Posted by Wade on May 28, 2003 at 13:10:09:
In Reply to: Re: Marching Band Approach posted by Mike on May 27, 2003 at 23:41:19:
To me, the perfect example of what a sousaphone section should sound like (as well as a nice guide to staging them) can be found in the telecast video from the 1983 DCI championships that were held in Miami. The Freelancers came off the line with a tag intro of "Breaking Up is Hard to Do" that goes into the opener of "Lover Come Back to Me". I remember it so well because it totally changed my expectations about what could be accomplished when playing outdoors. It was a sort of personal paradigm shift, if you will.

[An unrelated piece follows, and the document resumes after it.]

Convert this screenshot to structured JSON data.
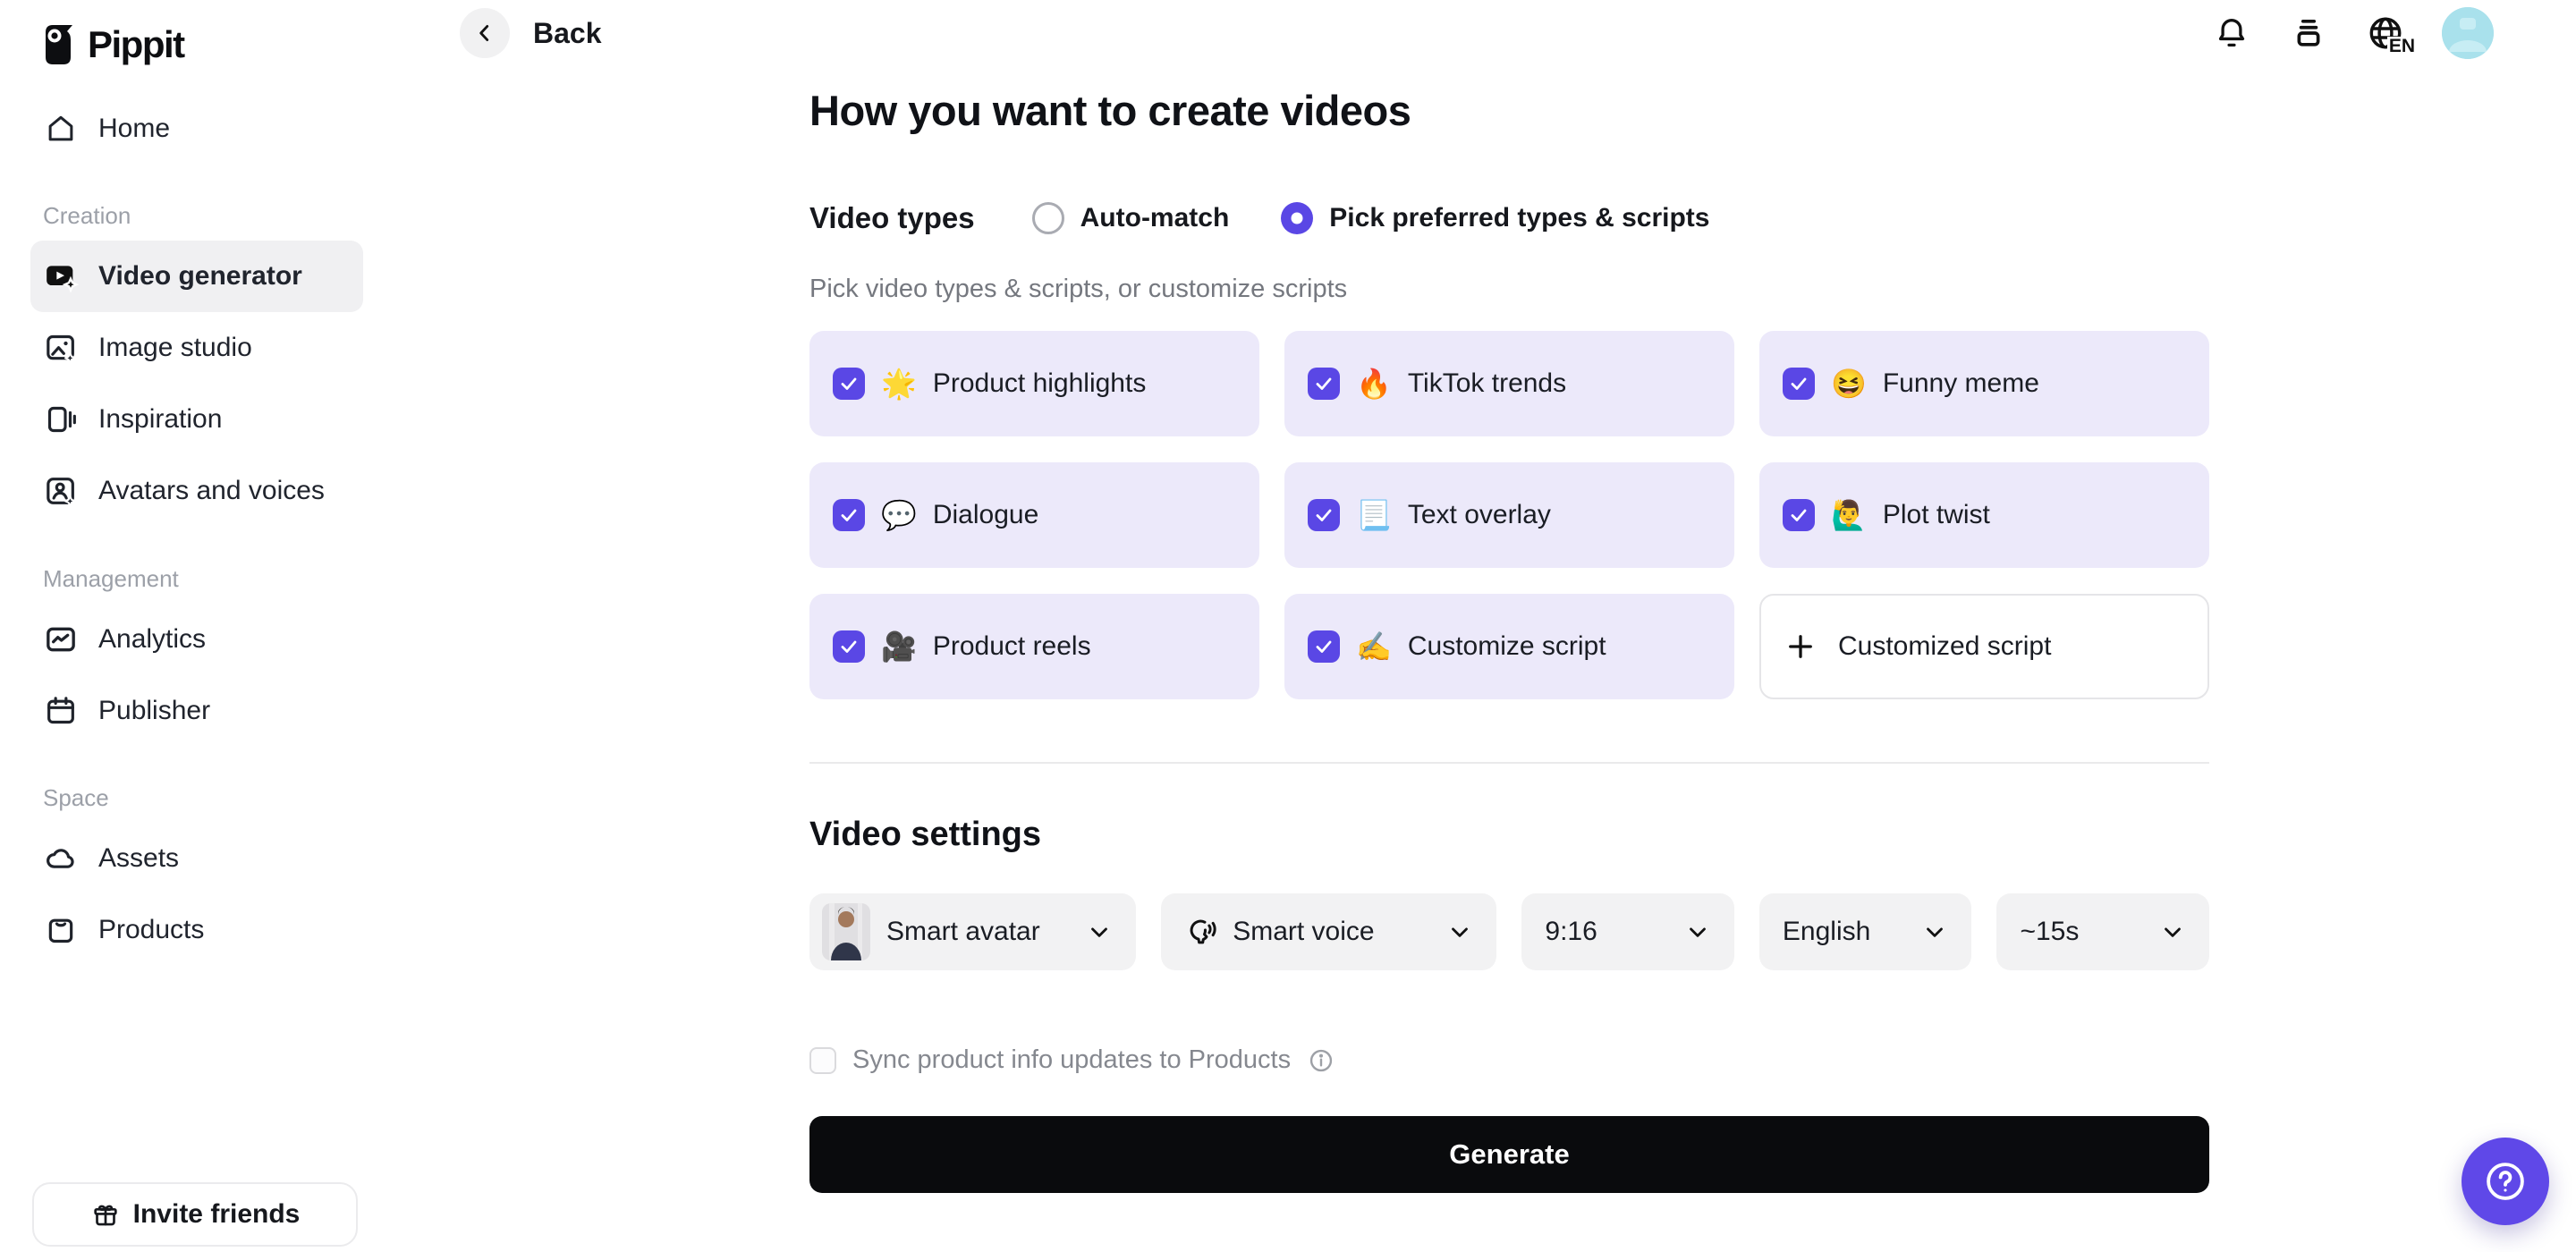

When I occasionally do week-long clinics or masterclasses that fall during marching season, I start by playing audio examples of good and bad outdoor playing followed up with a tape of these kids in their first rehearsal. They are always shocked by how BAD they sound. Then we follow up with that old tape of the Freelancers and they get really excited about making a good sound while out on the field, and that there is no such thing as a "concert" sound or a "field" sound. (That we are supposed to play with a really beautiful sound at all times never seems to enter the minds of students this of this age group unaided.)
Then I (sigh...) get a sousaphone and play parts of the show for them, having each student play back to me individually so that I can see where the real problems are hiding, holding a sort of group lesson.
(After taking some notes on each player, I then work the section as a group and can "pick on" individual players as needed. If I am hired to work with them for the week of band camp, this amount of pre-work can save hours down the road. It allows me to instill an audible standard and get to know the players' bad habits on an individual basis.)
Then we work on breathing, long tones, and intonation A LOT! The show music rarely comes into play until the last couple of days.
Wade "My tape is worn out-anyone make me a copy?" Rackley